Originally posted in an economics blog to which I occasionally contributed; the entertaining yet now defunct Bringing Sexy Back To Economics.
The whole point of Italian food is that it is simple. The ingredients should be easy to find, instructions loosely followed and the result a rich but straightforward flavour, which will vary slightly from kitchen to kitchen. The same dish cooked by different chefs will not produce identical results, but they will all be equally good, with their own little twists.
I’ve never seen an Italian grandmother measure an ingredient going in to a food. She will use her instinct, and years of experience just seeing the right amount in her hand. She will stand over a pot and taste and smell it, adding what is necessary until the flavour is right.
Same goes for management. If you assemble your team, find a list of best practices and go through the motions, you will get nowhere. Similarly – and a common problem in management – if you were previously a producer promoted to (your level of incompetence) management. You might think “This is how I did my job and I have been successful, so everyone else should input the same formula and we’ll do great”.
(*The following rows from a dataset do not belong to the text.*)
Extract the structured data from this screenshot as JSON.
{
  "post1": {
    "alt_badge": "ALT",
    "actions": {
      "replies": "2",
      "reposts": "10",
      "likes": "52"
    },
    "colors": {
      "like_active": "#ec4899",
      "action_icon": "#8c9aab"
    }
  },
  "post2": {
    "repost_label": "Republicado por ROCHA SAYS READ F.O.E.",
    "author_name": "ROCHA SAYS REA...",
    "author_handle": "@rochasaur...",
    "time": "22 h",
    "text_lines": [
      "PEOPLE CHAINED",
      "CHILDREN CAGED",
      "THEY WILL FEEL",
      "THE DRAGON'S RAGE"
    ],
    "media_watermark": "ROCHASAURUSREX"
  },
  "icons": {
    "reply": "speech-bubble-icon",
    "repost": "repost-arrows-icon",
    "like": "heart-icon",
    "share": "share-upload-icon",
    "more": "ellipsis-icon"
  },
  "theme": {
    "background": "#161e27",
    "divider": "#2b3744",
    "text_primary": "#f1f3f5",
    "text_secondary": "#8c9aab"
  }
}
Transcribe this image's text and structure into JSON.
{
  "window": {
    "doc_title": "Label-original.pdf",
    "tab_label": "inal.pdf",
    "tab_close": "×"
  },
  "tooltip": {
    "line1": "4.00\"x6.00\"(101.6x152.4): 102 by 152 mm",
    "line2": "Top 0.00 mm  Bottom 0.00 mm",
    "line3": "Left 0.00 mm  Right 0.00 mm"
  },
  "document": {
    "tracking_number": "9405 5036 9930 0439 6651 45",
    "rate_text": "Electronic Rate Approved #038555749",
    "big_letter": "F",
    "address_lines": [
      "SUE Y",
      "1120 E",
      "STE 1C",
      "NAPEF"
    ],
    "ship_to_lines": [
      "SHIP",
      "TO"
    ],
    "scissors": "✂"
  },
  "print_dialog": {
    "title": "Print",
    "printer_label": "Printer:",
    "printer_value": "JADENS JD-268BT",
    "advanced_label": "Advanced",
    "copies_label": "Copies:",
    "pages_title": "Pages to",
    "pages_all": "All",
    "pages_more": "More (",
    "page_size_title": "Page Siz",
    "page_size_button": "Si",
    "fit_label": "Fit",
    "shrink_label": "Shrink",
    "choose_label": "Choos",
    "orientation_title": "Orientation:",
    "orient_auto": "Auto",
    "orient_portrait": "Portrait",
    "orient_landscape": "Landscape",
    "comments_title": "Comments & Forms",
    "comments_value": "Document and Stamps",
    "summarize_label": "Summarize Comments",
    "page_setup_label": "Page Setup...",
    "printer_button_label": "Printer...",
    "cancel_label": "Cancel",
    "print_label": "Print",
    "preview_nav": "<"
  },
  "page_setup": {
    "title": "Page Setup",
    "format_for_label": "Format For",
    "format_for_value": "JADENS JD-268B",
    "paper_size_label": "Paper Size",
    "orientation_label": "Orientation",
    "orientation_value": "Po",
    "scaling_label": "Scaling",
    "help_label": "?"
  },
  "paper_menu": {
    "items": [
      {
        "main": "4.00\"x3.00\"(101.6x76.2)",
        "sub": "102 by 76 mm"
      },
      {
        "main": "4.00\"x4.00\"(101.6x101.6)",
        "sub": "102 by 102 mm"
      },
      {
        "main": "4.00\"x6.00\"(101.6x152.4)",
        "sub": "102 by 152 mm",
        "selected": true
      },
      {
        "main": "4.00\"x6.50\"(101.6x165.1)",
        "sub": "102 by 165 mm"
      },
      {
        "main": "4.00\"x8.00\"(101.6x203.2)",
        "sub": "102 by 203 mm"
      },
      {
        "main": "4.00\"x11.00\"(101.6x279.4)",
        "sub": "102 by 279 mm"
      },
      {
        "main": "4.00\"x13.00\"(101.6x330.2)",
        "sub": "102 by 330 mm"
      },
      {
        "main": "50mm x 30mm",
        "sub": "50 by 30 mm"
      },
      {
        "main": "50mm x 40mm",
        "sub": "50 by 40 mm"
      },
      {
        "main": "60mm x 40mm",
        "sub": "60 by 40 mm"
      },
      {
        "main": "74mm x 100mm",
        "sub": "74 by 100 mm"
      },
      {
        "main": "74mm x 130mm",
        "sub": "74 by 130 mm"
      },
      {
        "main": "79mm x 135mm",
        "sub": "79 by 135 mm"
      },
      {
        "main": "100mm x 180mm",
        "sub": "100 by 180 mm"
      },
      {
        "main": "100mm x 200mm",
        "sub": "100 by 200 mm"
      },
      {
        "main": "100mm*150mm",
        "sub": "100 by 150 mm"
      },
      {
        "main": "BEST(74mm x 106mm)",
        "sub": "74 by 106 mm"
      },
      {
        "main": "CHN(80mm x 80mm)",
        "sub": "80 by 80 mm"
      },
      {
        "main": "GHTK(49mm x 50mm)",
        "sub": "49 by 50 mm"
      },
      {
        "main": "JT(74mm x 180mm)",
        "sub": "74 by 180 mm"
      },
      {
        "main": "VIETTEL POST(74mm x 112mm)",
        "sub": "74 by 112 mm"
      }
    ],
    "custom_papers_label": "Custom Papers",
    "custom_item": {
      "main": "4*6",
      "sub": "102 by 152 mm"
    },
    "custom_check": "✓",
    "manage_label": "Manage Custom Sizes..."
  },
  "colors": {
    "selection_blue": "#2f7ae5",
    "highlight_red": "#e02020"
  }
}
It doesn’t work like that. Humans are all different. We are each incentivised and motivated in different ways. A good manager will work to the strengths of each, maximising the resources at his disposal and adding the relevant knowledge from his own experience. Food ingredients, as a matter of interest, are very much the same: try making the exact same dish with two different brands of cocoa powder and you will see what I mean.
You know where you want to be at the end, let’s say, a carbonara, or a chosen quantitative team result, and you know where you are now: 3 eggs, bacon and spaghetti, or a team of 5, 3 weeks of time and given budget. Now lead your people toward their strengths, deal with each depending on his preference, and be accountable for the outcome. You don’t create the flavours: your ingredients do. You simply mix ‘em all together.